ASSIGNED TASK
Go over the data and copy out each line with "icon" in it.

══ EXCERPTED DATA ══

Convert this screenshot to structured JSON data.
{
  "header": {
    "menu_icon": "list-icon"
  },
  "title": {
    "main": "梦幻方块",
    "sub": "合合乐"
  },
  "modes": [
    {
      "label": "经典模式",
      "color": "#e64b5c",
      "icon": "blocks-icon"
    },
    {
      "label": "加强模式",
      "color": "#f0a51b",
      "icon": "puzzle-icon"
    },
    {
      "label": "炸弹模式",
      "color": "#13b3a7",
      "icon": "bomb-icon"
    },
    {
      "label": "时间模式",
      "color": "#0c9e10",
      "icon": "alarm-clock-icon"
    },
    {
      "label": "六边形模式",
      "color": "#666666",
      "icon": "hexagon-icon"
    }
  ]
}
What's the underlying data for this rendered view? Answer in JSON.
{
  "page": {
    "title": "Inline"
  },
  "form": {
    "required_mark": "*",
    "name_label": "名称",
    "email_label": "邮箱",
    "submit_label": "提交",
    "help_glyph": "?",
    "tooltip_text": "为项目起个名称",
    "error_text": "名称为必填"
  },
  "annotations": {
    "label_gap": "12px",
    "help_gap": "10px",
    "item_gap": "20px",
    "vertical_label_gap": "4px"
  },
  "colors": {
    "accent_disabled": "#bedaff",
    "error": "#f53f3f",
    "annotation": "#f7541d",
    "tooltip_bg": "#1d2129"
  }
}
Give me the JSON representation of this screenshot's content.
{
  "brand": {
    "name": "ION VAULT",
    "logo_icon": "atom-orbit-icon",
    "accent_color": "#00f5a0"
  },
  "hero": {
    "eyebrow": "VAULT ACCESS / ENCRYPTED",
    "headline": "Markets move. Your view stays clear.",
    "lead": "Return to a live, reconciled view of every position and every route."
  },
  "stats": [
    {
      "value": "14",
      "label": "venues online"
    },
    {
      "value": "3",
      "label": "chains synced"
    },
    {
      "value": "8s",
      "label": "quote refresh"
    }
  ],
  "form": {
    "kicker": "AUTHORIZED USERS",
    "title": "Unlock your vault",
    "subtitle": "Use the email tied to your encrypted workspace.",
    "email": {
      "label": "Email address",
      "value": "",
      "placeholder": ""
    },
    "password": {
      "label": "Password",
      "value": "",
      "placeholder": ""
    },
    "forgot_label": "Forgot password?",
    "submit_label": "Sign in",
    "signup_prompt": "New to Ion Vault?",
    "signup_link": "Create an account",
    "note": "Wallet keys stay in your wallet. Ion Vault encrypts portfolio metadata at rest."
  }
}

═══

RESULT OF THE EXERCISE
    "menu_icon": "list-icon"
      "icon": "blocks-icon"
      "icon": "puzzle-icon"
      "icon": "bomb-icon"
      "icon": "alarm-clock-icon"
      "icon": "hexagon-icon"
    "logo_icon": "atom-orbit-icon",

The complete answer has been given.